Digital Mentoring via the free Powderhook app, made possible through a partnership with Cabela’s and Pass it On – Outdoor mentors, is one way we can work together make the kind of change we need. Only you, the individual outdoorsman, have the ability to make it happen. No agency program, no event planned by an organization, and no ad campaign from a company can do what you can do with just a couple minutes a week.
If you don’t approve of hunting, for whatever reason, I want you to know I appreciate you taking a minute to read this letter. My intention is to offer a couple facts about hunting you may not know. I don’t expect to change your mind altogether, but I do hope to provide some information that may create a more informed conversation.
You’re right. Our civilization has changed such that many people no longer need to directly participate in the food chain. Cities of us can go to grocery stores for the food we once grew or killed for ourselves. So, why then does hunting still matter?
You’re right. All living things have value. Animal lives matter, and that’s all animals, not just the one whose hair is stuck to your shirt right now. If that’s true, how can someone argue killing an animal is not only justified but important?
“We have to do this,” Blaine Cooper told me in a rush. “The BLM lit a fire to burn this ranch down because they want the uranium that’s under it! The left blew up buildings, killed people, enslaved people to make this wildlife refuge!”
Cooper was sitting behind the wheel of a white pickup, heater blasting, and talking to me through the open window. It was the middle of last January, maybe 12 degrees above, here at the Malheur National Wildlife Refuge in Oregon, with day just breaking over a universe of frost-whitened sagebrush and 6 inches of old snow.
Background checks are already a thing. Expanding them is pointless.
This is the first of a 3-page document, Form 4473, entitled ‘Firearms Transaction Record.’ Every law-abiding citizen in the US fills this form out, awaits processing by the seller, and receives approval from the Federal Government to purchase his or her weapon before they can leave a store with a gun. The story that they’re not wide-reaching or all-inclusive is a myth. Most lawful gun owners have no problem with this process and see it as a meaningful way to keep guns out of the wrong hands. But, lawful gun owners aren’t the problem. The problem is the system that sits behind this paperwork is flawed, has loopholes, and fails to punish the criminals who don’t use it. More encumbrance on lawful individuals is absolutely not the way to keep the unlawful from having guns. That’s like lowering the speed limit because some people speed. Let’s encourage our lawmakers to start discussing real solutions.
The anti-hunting movement has overwhelmed the consciousness of the hunting industry. Hunters, hunting land, firearms, and the sporting way of life are under attack politically and socially. Millions of hunt-able acres are shut down in Oregon to protect the spotted owl. Lead ammunition is banned in California. Increasingly legislators, not biologists, are making wildlife management decisions. Professional huntress Melissa Bachman receives threatening messages to this day, over a year removed from the day she posted her now-famous lion photo. A deceptive foe, the Humane Society of the United States, seems to gain momentum even in the face of science, ethics and reason. The negativity and pressure has taken its toll, leaving industry leaders frustrated and searching for answers. A way of life once mandatory to sustain life is now fighting for its own life.

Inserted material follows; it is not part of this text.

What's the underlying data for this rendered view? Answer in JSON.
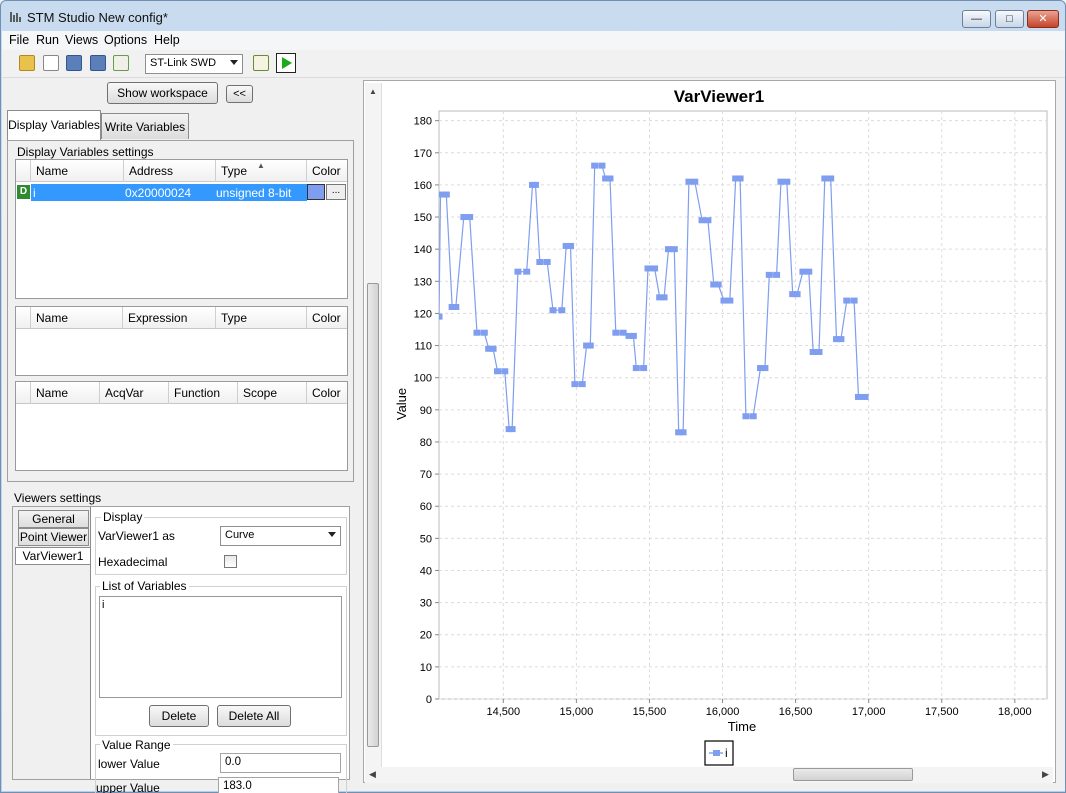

According to John Frampton, industry veteran and leader of the Council to Advance Hunting and Shooting Sports, “we’ve got to do something drastic or hunting as we know it won’t exist for future generations.”